According to a Barna report published in 2017, that studied 14,000 lead pastors in the U.S., 66% of lead pastors report they have no deep friendships. Every week, I hear a similar story from leaders. Leadership responsibility has the uncanny capacity to isolate us.
When a leader is discouraged, tempted, or angry . . . who does he or she go to? Typically, they won’t reach out to their colleagues. The leadership fraternity tends to be extremely competitive and often insecure.
Leaders struggling with depression or anxiety usually don’t go to their board or congregation (if they’re a pastor) with this information, due to appropriate concern that it could be held against them later.
Here’s the dilemma: God has hardwired you and me for friendship. It’s impossible to stay aligned without regular time spent with good friends. The problem is, our schedule often gets in the way.
Deep friendships increase the chances of you and I reaching our full potential. God said in the book of Genesis: “It is not good for the man to be alone.”
The seventh and final component in your personal alignment journey has to do with you being
And by that, I don’t mean being a good dancer. I mean discovering and deploying healthy work/rest rhythms: Let me quickly give you four rhythms that will help you get and stay aligned:
1. Daily rhythm

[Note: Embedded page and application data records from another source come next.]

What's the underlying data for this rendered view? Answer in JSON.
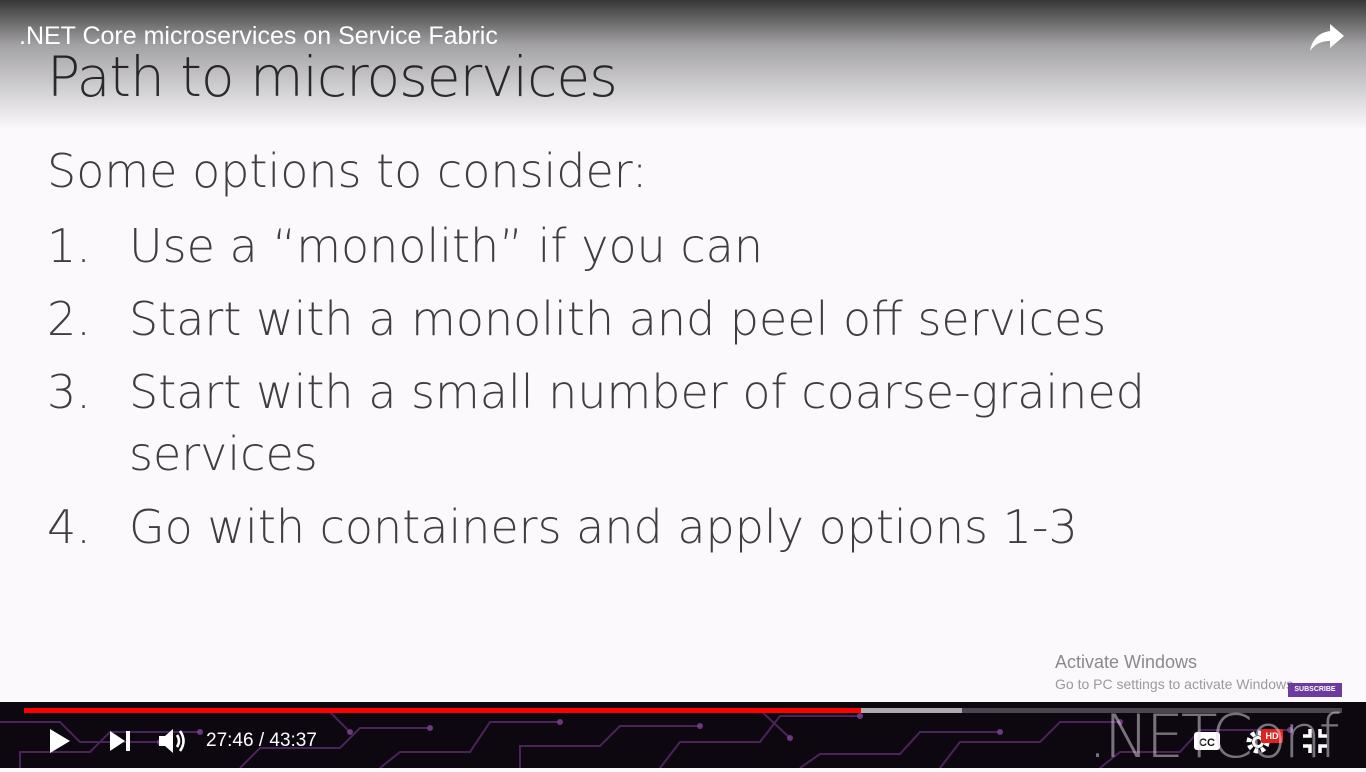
{
  "player": {
    "video_title": ".NET Core microservices on Service Fabric",
    "time_current": "27:46",
    "time_separator": "/",
    "time_total": "43:37",
    "progress_fraction": 0.635,
    "buffer_fraction": 0.712,
    "hd_badge": "HD",
    "accent_color": "#ff0000",
    "icons": [
      "share-icon",
      "play-icon",
      "next-icon",
      "volume-icon",
      "captions-icon",
      "settings-icon",
      "exit-fullscreen-icon"
    ]
  },
  "slide": {
    "title": "Path to microservices",
    "subtitle": "Some options to consider:",
    "items": [
      {
        "number": "1.",
        "text": "Use a “monolith” if you can"
      },
      {
        "number": "2.",
        "text": "Start with a monolith and peel off services"
      },
      {
        "number": "3.",
        "text": "Start with a small number of coarse-grained services"
      },
      {
        "number": "4.",
        "text": "Go with containers and apply options 1-3"
      }
    ]
  },
  "watermark": {
    "line1": "Activate Windows",
    "line2": "Go to PC settings to activate Windows.",
    "subscribe_label": "SUBSCRIBE",
    "brand": ".NETConf"
  }
}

A daily rhythm has to do to with at least two things: First, knowing when it’s time to stop each day. After so many hours of work in a day (for most people, this is at 8-10 hours), you get tired. Welcome to humanity. Daily rhythms will be somewhat different for all of us, but research tells us that for most of us normal humans, after 8 work hours in a day, our productivity falls off a cliff.

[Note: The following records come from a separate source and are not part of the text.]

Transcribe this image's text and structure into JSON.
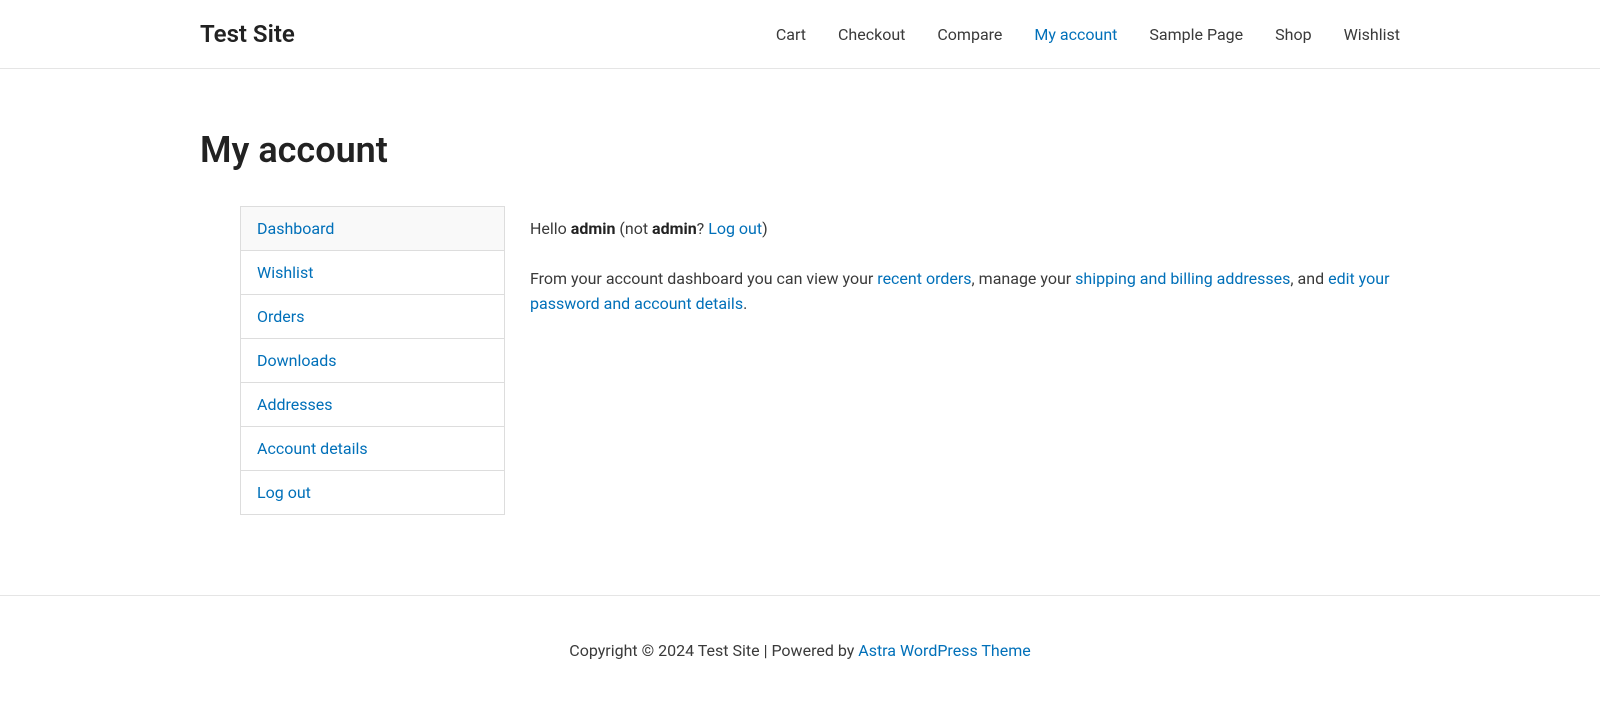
{
  "site": {
    "title": "Test Site"
  },
  "nav": {
    "items": [
      {
        "label": "Cart",
        "active": false
      },
      {
        "label": "Checkout",
        "active": false
      },
      {
        "label": "Compare",
        "active": false
      },
      {
        "label": "My account",
        "active": true
      },
      {
        "label": "Sample Page",
        "active": false
      },
      {
        "label": "Shop",
        "active": false
      },
      {
        "label": "Wishlist",
        "active": false
      }
    ]
  },
  "page": {
    "title": "My account"
  },
  "account_nav": {
    "items": [
      {
        "label": "Dashboard",
        "active": true
      },
      {
        "label": "Wishlist",
        "active": false
      },
      {
        "label": "Orders",
        "active": false
      },
      {
        "label": "Downloads",
        "active": false
      },
      {
        "label": "Addresses",
        "active": false
      },
      {
        "label": "Account details",
        "active": false
      },
      {
        "label": "Log out",
        "active": false
      }
    ]
  },
  "dashboard": {
    "greeting": {
      "hello": "Hello ",
      "username1": "admin",
      "not_prefix": " (not ",
      "username2": "admin",
      "question": "? ",
      "logout": "Log out",
      "closing": ")"
    },
    "intro": {
      "text1": "From your account dashboard you can view your ",
      "link1": "recent orders",
      "text2": ", manage your ",
      "link2": "shipping and billing addresses",
      "text3": ", and ",
      "link3": "edit your password and account details",
      "text4": "."
    }
  },
  "footer": {
    "text": "Copyright © 2024 Test Site | Powered by ",
    "link": "Astra WordPress Theme"
  }
}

The second part of a healthy daily rhythm is learning to match the high-energy parts of your day with the highest energy demanding tasks. I’m a morning person. Most of my deep work on tasks that require the most energy happens between 6 a.m. til 2:00 p.m.

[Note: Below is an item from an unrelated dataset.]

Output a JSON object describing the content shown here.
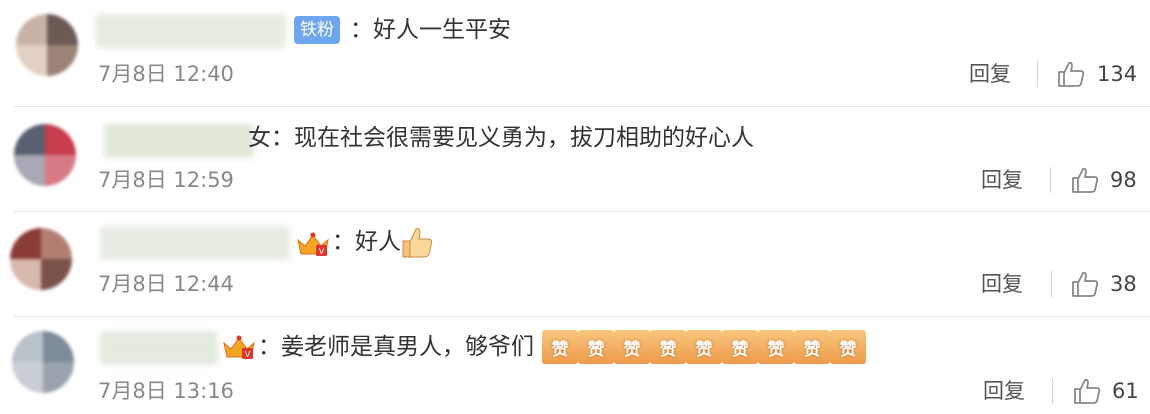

2. Weekly rhythm
Another name for the weekly rhythm is “Sabbath.” It’s interesting that Father God commanded Israelites to observe Sabbath-rest even during times of “plowing and harvest.” For a farmer, these are the busiest times of the year. Yet even in those seasons God made it clear that rest wasn’t a luxury—it was an essential. When a busy season is on the horizon, deliberately make room in your weekly schedule for rest, relaxation, and renewal.
3. Quarterly rhythm
Every 90 days, get out of your zip code and take a day away for relaxation, reflection, recreation, and rest. This quarterly respite will refresh you and keep you aligned.
4. Annual rhythm
According to Project Time Off, 52% of American workers left unused vacation time on the table in 2017. What I’ve noticed in both the marketplace and church worlds is too many of us struggle to really be on vacation even when we do take vacation. A vacation where you’re answering emails, taking calls, catching up on some work—is not a vacation. Disconnecting from work for a real vacation is not wasted time or selfish behavior. It’s a crucial part of maintaining a healthy work/rest rhythm in the face of the ever-present demands of our leadership calling.
So there you have it. Seven components of personal alignment: Spiritual, Medical; Psychological, Physical, Schedule, Relational, & Rhythmical.
The better aligned you are personally, the healthier you become. The healthier you become, the more likely it is you’ll reach your full potential . . . without burning out.
If you’d like to start the alignment journey with Converge Coaching, take advantage of our free resource, The Personal Alignment Checklist. You can find it here.
In a matter of minutes, you’ll be able to determine where you need to get better aligned. And it will jumpstart your journey toward health. Or if you’re ready to go deeper on your alignment journey, you can reach out to us at our website convergecoach.com or by email at email@example.com
Leaders who invite Converge Coaching mentors into their journey are getting healthier, growing more confident, and feeling more competent.
I’m rooting and praying for you!